The novel begins with the dismantling of one of the oldest pledges in human history, marriage. Tom is married to the beautiful and youthful Daisy, yet this is not enough for him. Many times he betrays not only his wife, but also the husband of the mistress. ...view middle of the document...
” (57) Her lies reached an even more personal level when, “she left a borrowed car out in the rain with the top down and then lied about it.” (57) This dishonesty has an immediate effect on the people that she socializes with on a regular basis along with strangers. Lies are a hand that reach out and strangle the listener.

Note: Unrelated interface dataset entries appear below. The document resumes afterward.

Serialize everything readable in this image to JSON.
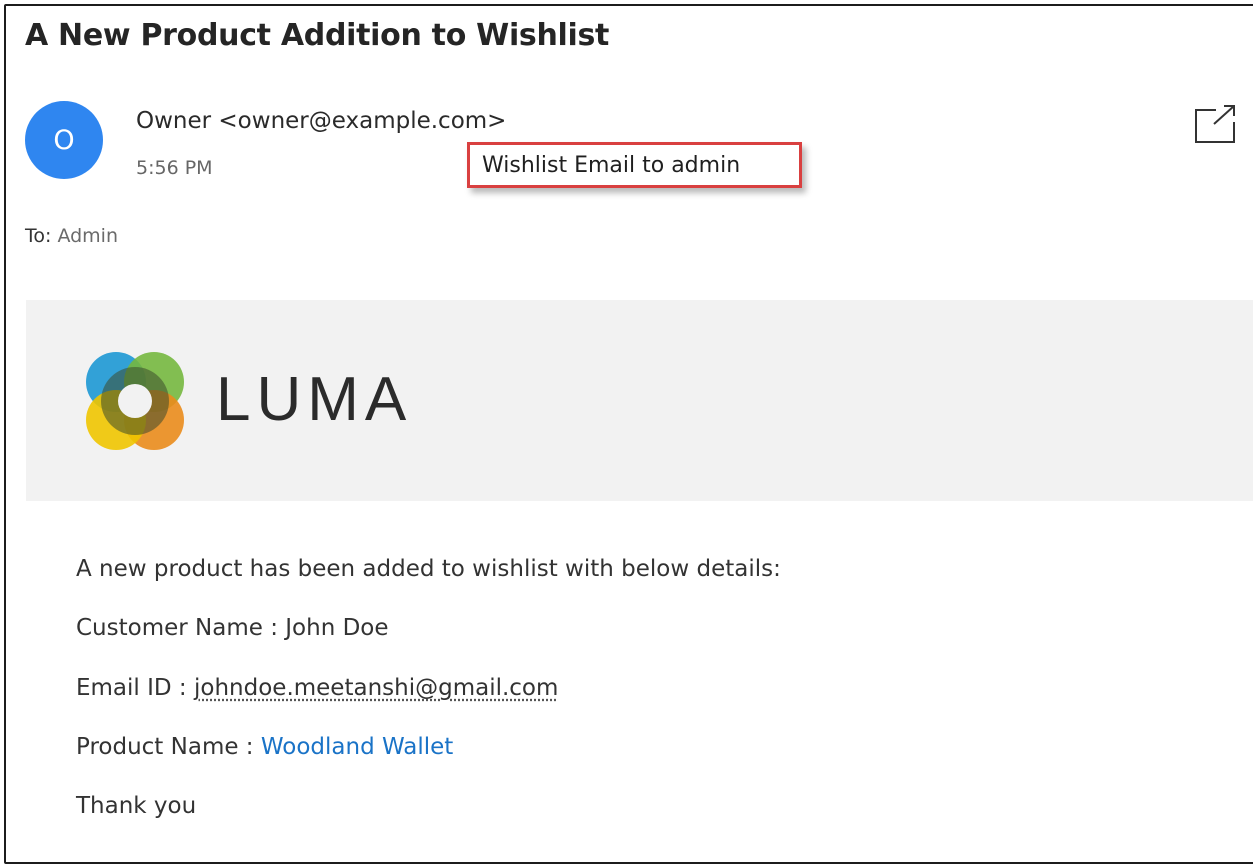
{
  "email": {
    "subject": "A New Product Addition to Wishlist",
    "avatar_initial": "O",
    "sender": "Owner <owner@example.com>",
    "time": "5:56 PM",
    "to_label": "To:",
    "to_value": "Admin",
    "annotation": "Wishlist Email to admin"
  },
  "logo": {
    "text": "LUMA",
    "colors": [
      "#1ea1e0",
      "#7cc242",
      "#f7941d",
      "#fdd000"
    ]
  },
  "body": {
    "intro": "A new product has been added to wishlist with below details:",
    "customer_label": "Customer Name : ",
    "customer_value": "John Doe",
    "email_label": "Email ID : ",
    "email_value": "johndoe.meetanshi@gmail.com",
    "product_label": "Product Name : ",
    "product_value": "Woodland Wallet",
    "closing": "Thank you"
  },
  "icons": {
    "popout": "popout-icon"
  }
}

Furthermore, Tom partakes in another account of dishonesty. That is to say, he furthers his lies to a point that Gatsby is killed. Tom took what ever precautions were necessary to save his own skin. When describing being confronted by Wilson, Tom states, “He threw dust into your eyes just like he did in Daisy’s, but he was a tough one.” Even though he may have believed his actions were justified he still was in the wrong. The destruction level rose as the lies flowed from his mouth. In Wilson’s state of being, he was not able to make the appropriate decisions. Wilson is not to blame for it was Tom who guided him away from the green light.
In conclusion, it is important to point of the connection between dishonesty and destructions. Lies have an immense weight. Once the first one is told they suddenly begin to pile up until the foundation of your being crashes to the ground. In the case of Jordan she would say what ever was necessary to save herself, no matter the consequences. Tom’s lies built up so high that they could not be held back and Gatsby was murdered. The 1920’s were a magnificent time. It brought about a new appearance for the American youth. Traditional views where abandoned by many as short skirts, short hair, and up beat music moved in. Even though the twenties were a party to remember, the destruction brought about was terrible. The activities that took place in the “Jazz Age” were seasonal. The Great Depression’s storms could not be held at bay. The dishonesty of many of the characters may have solved the problems at the time but in the end it only created inevitable devastation.
Fitzgerald, F. Scott. The Great Gatsby. New York, NY: Scribner, 1925. Print